Monday, September 6, 2010

End of the road

I drove down to Kentucky and gave the guitar to Don on Friday, 3 days ago.

It was great to see his reaction, get his feedback, hear the guitar played by someone that can play, and to tweak the setup a bit until he was satisfied.

It was an epic journey. I sure learned a lot. Thanks for tuning in.

Thursday, September 2, 2010

End pin

Tonight I installed this bone end pin, which matches the bone bridge pins.

Wednesday, September 1, 2010

Better intonation and setup again

So way back when, about a post ago, when I fretted the bass strings at the twelfth fret, it looked like this on my chromatic tuner:

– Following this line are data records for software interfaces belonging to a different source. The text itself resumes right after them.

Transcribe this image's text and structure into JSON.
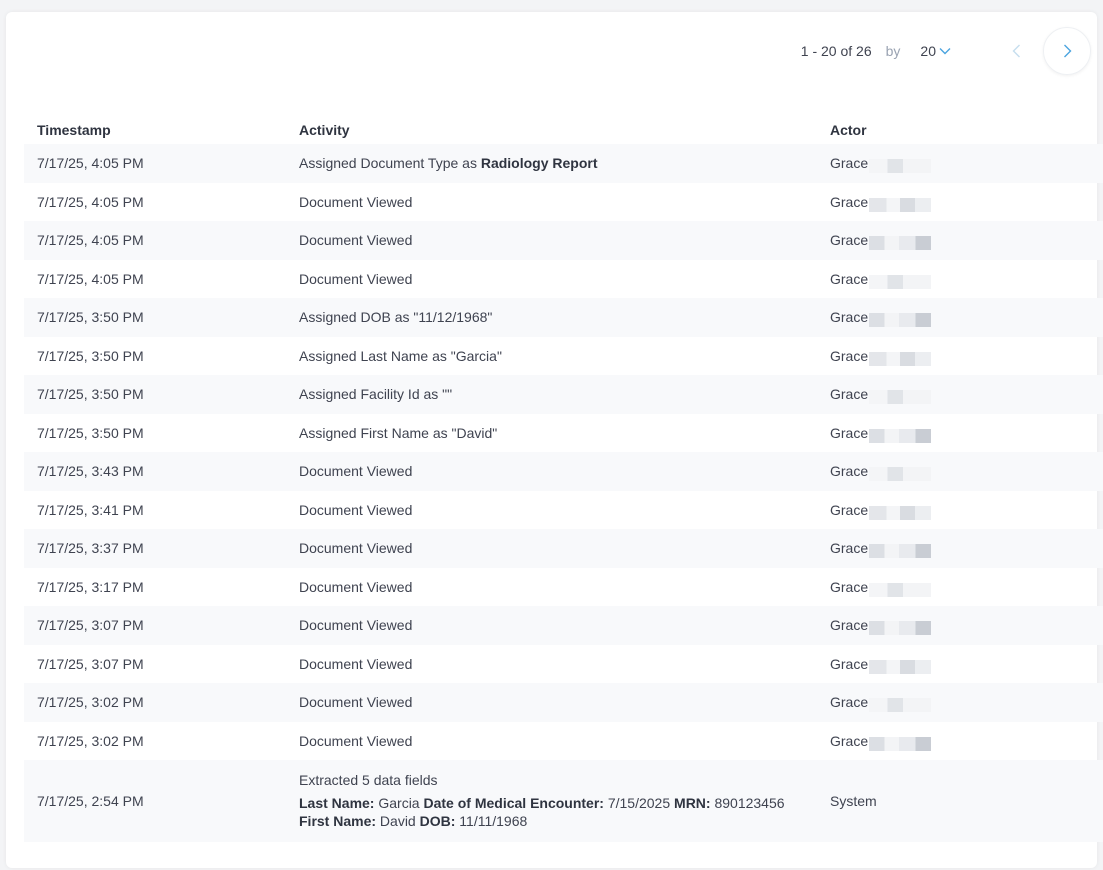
{
  "pagination": {
    "range": "1 - 20 of 26",
    "by_label": "by",
    "page_size": "20"
  },
  "table": {
    "headers": {
      "timestamp": "Timestamp",
      "activity": "Activity",
      "actor": "Actor"
    },
    "rows": [
      {
        "timestamp": "7/17/25, 4:05 PM",
        "activity_prefix": "Assigned Document Type as ",
        "activity_bold": "Radiology Report",
        "actor": "Grace"
      },
      {
        "timestamp": "7/17/25, 4:05 PM",
        "activity_prefix": "Document Viewed",
        "activity_bold": "",
        "actor": "Grace"
      },
      {
        "timestamp": "7/17/25, 4:05 PM",
        "activity_prefix": "Document Viewed",
        "activity_bold": "",
        "actor": "Grace"
      },
      {
        "timestamp": "7/17/25, 4:05 PM",
        "activity_prefix": "Document Viewed",
        "activity_bold": "",
        "actor": "Grace"
      },
      {
        "timestamp": "7/17/25, 3:50 PM",
        "activity_prefix": "Assigned DOB as \"11/12/1968\"",
        "activity_bold": "",
        "actor": "Grace"
      },
      {
        "timestamp": "7/17/25, 3:50 PM",
        "activity_prefix": "Assigned Last Name as \"Garcia\"",
        "activity_bold": "",
        "actor": "Grace"
      },
      {
        "timestamp": "7/17/25, 3:50 PM",
        "activity_prefix": "Assigned Facility Id as \"\"",
        "activity_bold": "",
        "actor": "Grace"
      },
      {
        "timestamp": "7/17/25, 3:50 PM",
        "activity_prefix": "Assigned First Name as \"David\"",
        "activity_bold": "",
        "actor": "Grace"
      },
      {
        "timestamp": "7/17/25, 3:43 PM",
        "activity_prefix": "Document Viewed",
        "activity_bold": "",
        "actor": "Grace"
      },
      {
        "timestamp": "7/17/25, 3:41 PM",
        "activity_prefix": "Document Viewed",
        "activity_bold": "",
        "actor": "Grace"
      },
      {
        "timestamp": "7/17/25, 3:37 PM",
        "activity_prefix": "Document Viewed",
        "activity_bold": "",
        "actor": "Grace"
      },
      {
        "timestamp": "7/17/25, 3:17 PM",
        "activity_prefix": "Document Viewed",
        "activity_bold": "",
        "actor": "Grace"
      },
      {
        "timestamp": "7/17/25, 3:07 PM",
        "activity_prefix": "Document Viewed",
        "activity_bold": "",
        "actor": "Grace"
      },
      {
        "timestamp": "7/17/25, 3:07 PM",
        "activity_prefix": "Document Viewed",
        "activity_bold": "",
        "actor": "Grace"
      },
      {
        "timestamp": "7/17/25, 3:02 PM",
        "activity_prefix": "Document Viewed",
        "activity_bold": "",
        "actor": "Grace"
      },
      {
        "timestamp": "7/17/25, 3:02 PM",
        "activity_prefix": "Document Viewed",
        "activity_bold": "",
        "actor": "Grace"
      }
    ],
    "extracted_row": {
      "timestamp": "7/17/25, 2:54 PM",
      "title": "Extracted 5 data fields",
      "fields": [
        {
          "label": "Last Name:",
          "value": "Garcia"
        },
        {
          "label": "Date of Medical Encounter:",
          "value": "7/15/2025"
        },
        {
          "label": "MRN:",
          "value": "890123456"
        },
        {
          "label": "First Name:",
          "value": "David"
        },
        {
          "label": "DOB:",
          "value": "11/11/1968"
        }
      ],
      "actor": "System"
    }
  },
  "colors": {
    "accent": "#4aa3df",
    "row_stripe": "#f8f9fb",
    "text": "#3f4350"
  },
  "icons": {
    "page_size": "chevron-down-icon",
    "prev": "chevron-left-icon",
    "next": "chevron-right-icon",
    "collapse": "chevron-up-icon"
  }
}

My saddle was about 0.5mm - 1.0mm short on the bass side. In order to remedy the situation, I knew I was going to have to rout a wider saddle slot, but how to do it?

I wound up making this saddle slot jig. Stewmac's is $150. Mine cost $0.30. While I was working on that, I also had my Porter Cable laminate trimmer repaired. Thankfully, when I took the router apart earlier in the summer, and the springs and motor bushings flew out all over the place, the local Porter Cable center chose not to later void my warranty.

Here's my jig:

It took me weeks to plan it out and set it up. But doing the deed was a simple outpatient procedure. I used a Whiteside 1/8" spiral downcut bit. Took just a few minutes.

I was sweatin' bullets while I was cutting the new slot, but measuring it 449 times paid off. It worked!

After routing the new slot, I made a new bone saddle. And having the strings off again for so long, gave me the opportunity to really go over the frets and level them as well as I could. Setup and playability, as well as intonation, are now much improved.

Here's what the new saddle looks like. It's kinda wide. But I have seen wider. If Don doesn't like it, I can fill in the front and install a narrow saddle again. As is, will be more stable, though.

Another thing I did while I had the strings off during the month of August, was go over and over (and over) the finish, trying to gloss up everything and remove funky spots.

It is a hand-rubbed finish, so you can't really compare it to a factory sprayed finish, in regards to looks. Doing so is an exercise in frustration, I've learned. But I'm really pleased with the overall look, more or less. And I love the sound. It's a real gem of a guitar.

I'm giving it to Don on Saturday, three days from now...

So here are the first and second acoustic guitars I ever built, side by side. (This picture was taken before I fixed the pickguard, and widened the saddle on #2).